● **WHAT YOU WILL DO**:
Locate every line below that contains the word "terakhir" and copy it.
··········
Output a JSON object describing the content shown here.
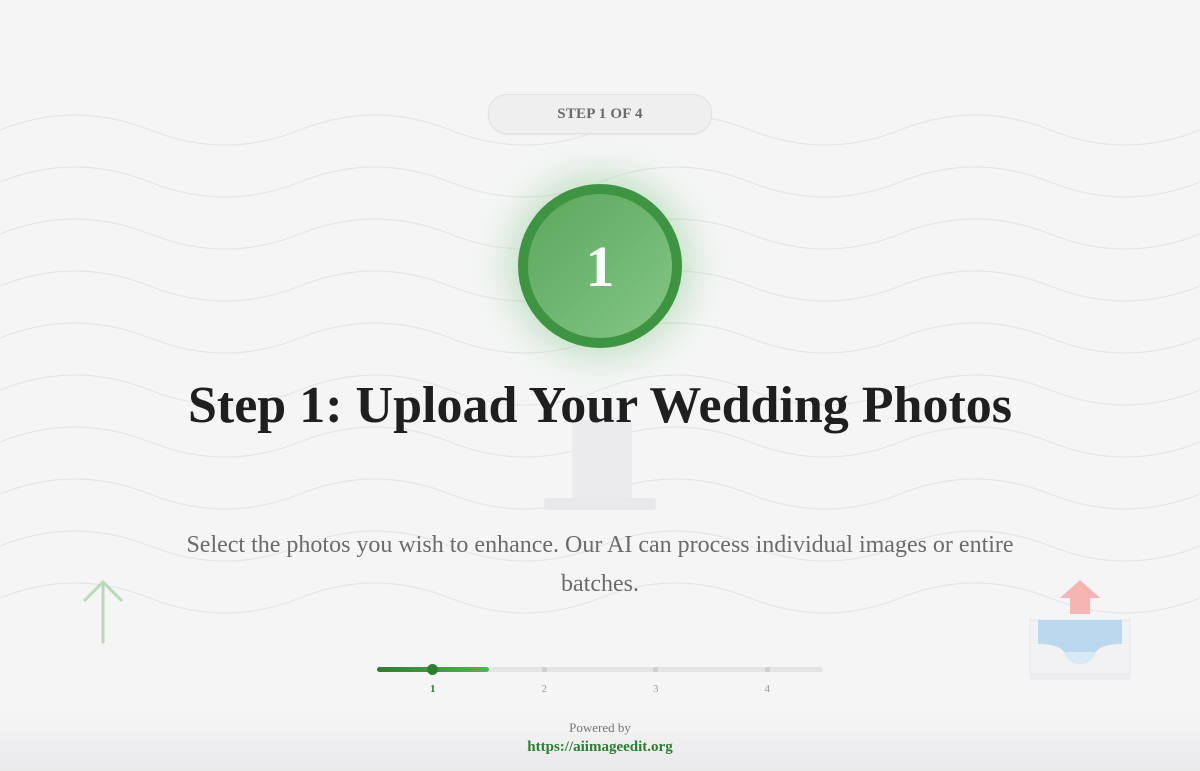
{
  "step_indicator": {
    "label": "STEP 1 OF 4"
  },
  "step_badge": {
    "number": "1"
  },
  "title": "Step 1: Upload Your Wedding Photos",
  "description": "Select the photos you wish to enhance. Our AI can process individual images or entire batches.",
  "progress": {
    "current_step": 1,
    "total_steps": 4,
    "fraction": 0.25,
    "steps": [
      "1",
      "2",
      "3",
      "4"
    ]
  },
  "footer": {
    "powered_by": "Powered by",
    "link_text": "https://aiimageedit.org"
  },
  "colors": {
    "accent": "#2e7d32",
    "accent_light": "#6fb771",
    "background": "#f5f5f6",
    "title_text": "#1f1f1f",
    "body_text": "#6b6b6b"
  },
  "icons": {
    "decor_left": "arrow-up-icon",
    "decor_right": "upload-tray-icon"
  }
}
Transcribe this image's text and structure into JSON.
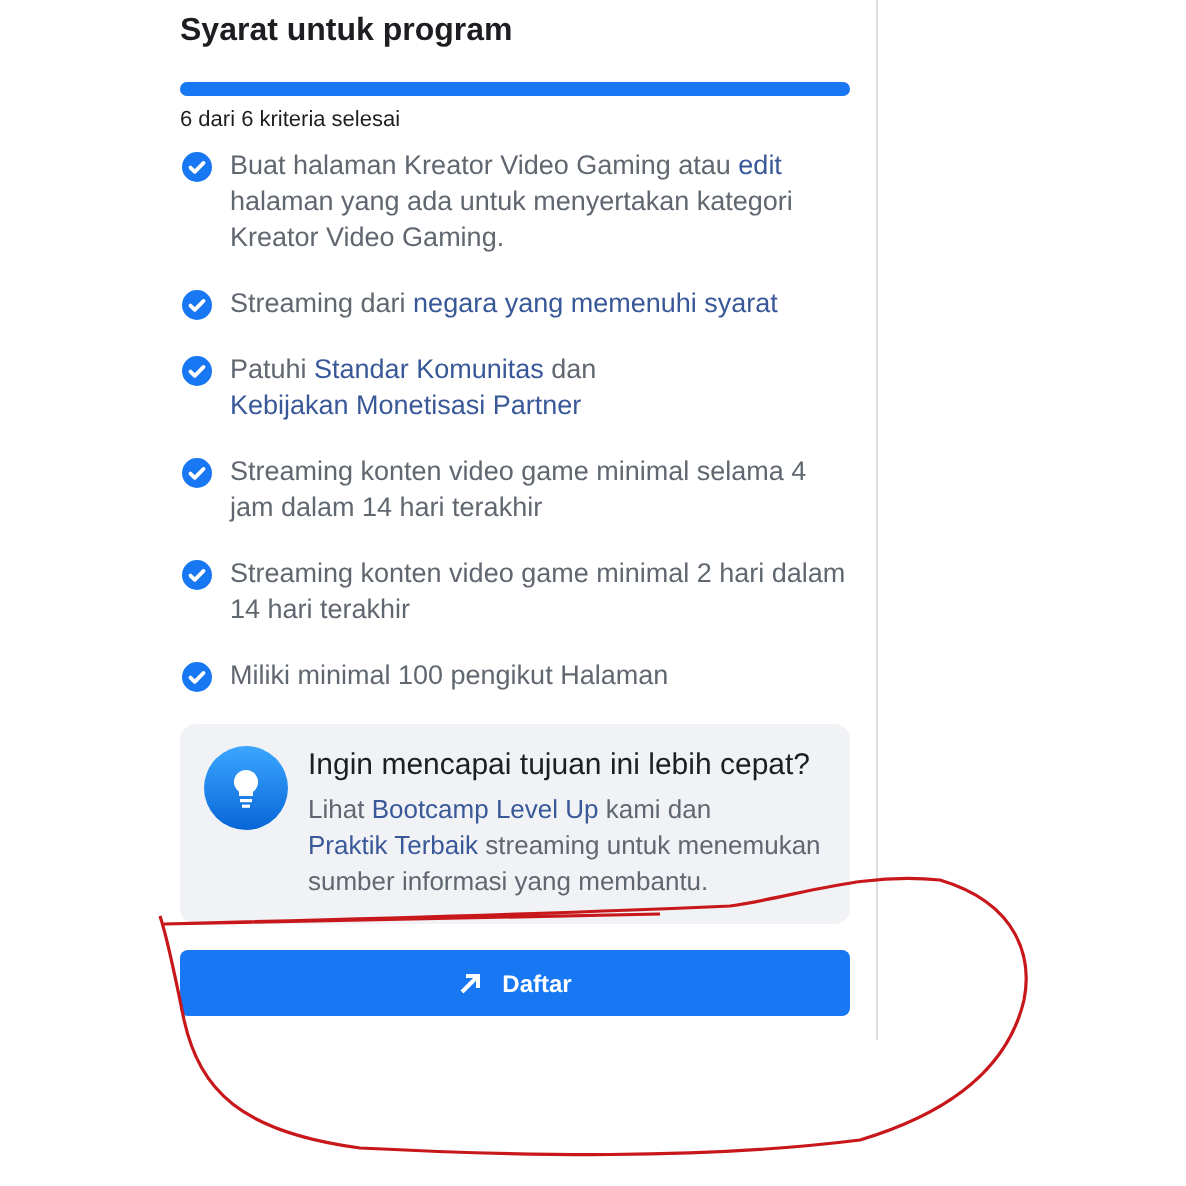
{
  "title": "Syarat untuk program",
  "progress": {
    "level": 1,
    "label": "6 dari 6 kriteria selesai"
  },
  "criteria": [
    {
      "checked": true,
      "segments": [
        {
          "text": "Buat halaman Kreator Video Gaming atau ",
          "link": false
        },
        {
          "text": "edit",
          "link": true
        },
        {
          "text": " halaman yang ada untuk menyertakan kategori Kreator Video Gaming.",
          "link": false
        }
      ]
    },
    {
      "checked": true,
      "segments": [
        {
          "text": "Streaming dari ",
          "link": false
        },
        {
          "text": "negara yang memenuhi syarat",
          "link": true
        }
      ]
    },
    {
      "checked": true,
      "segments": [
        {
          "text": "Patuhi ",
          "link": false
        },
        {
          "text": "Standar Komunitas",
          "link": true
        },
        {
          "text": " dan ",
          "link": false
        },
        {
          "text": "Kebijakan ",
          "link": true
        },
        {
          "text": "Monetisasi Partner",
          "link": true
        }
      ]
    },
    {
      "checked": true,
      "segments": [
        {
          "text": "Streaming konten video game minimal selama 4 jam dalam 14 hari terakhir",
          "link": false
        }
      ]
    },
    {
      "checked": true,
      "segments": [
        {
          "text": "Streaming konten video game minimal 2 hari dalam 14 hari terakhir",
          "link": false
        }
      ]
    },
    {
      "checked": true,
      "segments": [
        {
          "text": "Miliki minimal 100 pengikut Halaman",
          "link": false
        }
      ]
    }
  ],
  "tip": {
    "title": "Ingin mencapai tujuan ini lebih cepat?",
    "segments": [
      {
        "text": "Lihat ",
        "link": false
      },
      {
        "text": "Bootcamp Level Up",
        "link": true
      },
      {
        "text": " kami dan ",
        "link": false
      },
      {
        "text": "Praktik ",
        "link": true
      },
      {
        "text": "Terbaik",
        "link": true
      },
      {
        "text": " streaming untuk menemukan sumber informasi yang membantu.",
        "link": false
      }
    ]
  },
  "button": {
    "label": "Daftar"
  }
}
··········
● **WRITTEN ANSWER**:
          "text": "Streaming konten video game minimal selama 4 jam dalam 14 hari terakhir",
          "text": "Streaming konten video game minimal 2 hari dalam 14 hari terakhir",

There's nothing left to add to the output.